If I had the ability to modify or replace a code line in the middle of the sequence, or to insert another code line in the middle of the sequence, I would have a more elegant control of the process, without having to delete every code below the line I want to change.

The most elegant solution would be the ability select a given code line and move it up or down in the sequence with an arrow key, in the fee sheet view.

[It appears to me that this is a new feature request, harder to solve than simply telling me to comment out some lines of code. I have no idea how easy or hard it would be to produce this functionality, but I’d love to have it available!]

This will come up from time to time, if the insurer balks at a code and we then figure out what the “correct” code would be and use it instead. And I do want that new code to fit into the correct place in the story line.

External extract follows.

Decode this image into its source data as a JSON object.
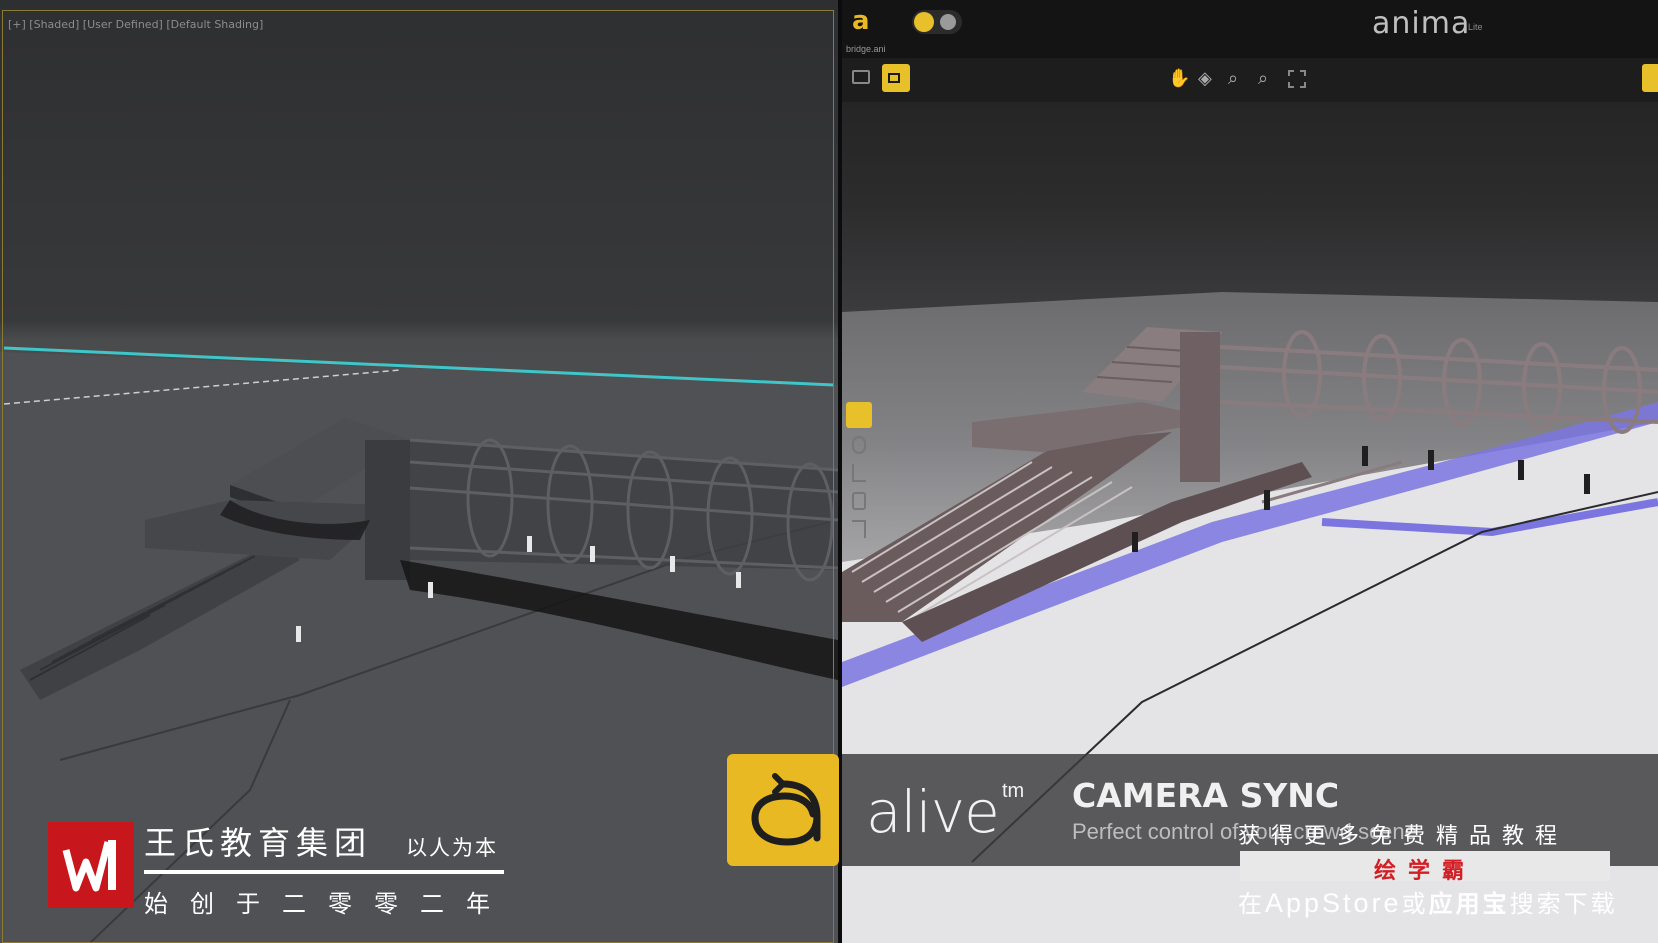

Just a variant question. Is there a way to customize the diagnosis pointer reference in the CMS 1500 Txt output as we just got a request from an insurance provider they would like A,B,C,D instead of 1,2,3,4 while other carriers are accepting the current 1,2,3,4 in the reference of pointers.

hi @Jeremiah_Ocasio, what version of OpenEMR are you working with? thank you

Hi @stephenwaite We are on version v5.0.0 (7)

hi @Jeremiah_Ocasio, the pointers are using A B C D to correspond with the diagnosis boxes above the line items on the HCFA 1500 in v 5.0.0.

You can see this on the demo,

I changed the Admin->Globals->Features to enable Prints the CMS 1500 on the Preprinted form

so you’ll see that button in the billing manager.

@stephenwaite Thanks for the demo link but after doing all updates again and resetting to what is shown in demo the install we have is still linking as numbers and not letters for the billing output or leaving it blank if autofill is disabled. Not sure if I should reset the entire update. Any suggestion would be welcome or if there is a direct file to check that would be awesome.

oh @Jeremiah_Ocasio you must have admin->globals->features->CMS 1500 Paper Form Format set to 02/12

@stephenwaite thanks that is the fix. Is there some documentation our update guys missed we should point out to double check for?

good poiny @Jeremiah_Ocasio, it should have been in the 4.2 -> 5.0 upgrade guide along with some other important settings on the wiki